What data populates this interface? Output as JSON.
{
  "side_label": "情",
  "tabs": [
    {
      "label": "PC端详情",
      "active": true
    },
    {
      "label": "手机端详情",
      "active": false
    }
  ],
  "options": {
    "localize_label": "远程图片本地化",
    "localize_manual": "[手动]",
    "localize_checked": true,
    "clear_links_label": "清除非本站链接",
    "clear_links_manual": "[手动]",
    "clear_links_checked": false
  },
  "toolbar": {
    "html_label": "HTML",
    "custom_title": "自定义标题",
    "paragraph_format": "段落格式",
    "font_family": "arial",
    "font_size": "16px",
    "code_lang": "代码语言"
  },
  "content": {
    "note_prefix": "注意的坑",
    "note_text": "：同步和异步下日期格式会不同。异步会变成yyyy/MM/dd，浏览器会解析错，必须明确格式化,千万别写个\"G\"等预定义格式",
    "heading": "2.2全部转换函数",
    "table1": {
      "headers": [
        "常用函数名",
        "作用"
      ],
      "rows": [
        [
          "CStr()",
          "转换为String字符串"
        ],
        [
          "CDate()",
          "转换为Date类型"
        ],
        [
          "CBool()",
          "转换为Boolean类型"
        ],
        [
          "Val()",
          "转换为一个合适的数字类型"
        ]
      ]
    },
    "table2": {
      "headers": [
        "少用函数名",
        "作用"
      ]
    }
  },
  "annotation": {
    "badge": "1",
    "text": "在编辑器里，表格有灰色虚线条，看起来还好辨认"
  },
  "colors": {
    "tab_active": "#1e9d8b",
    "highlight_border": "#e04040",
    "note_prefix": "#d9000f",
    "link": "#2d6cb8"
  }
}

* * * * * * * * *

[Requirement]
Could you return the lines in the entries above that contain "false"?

[Your response]
      "active": false
    "clear_links_checked": false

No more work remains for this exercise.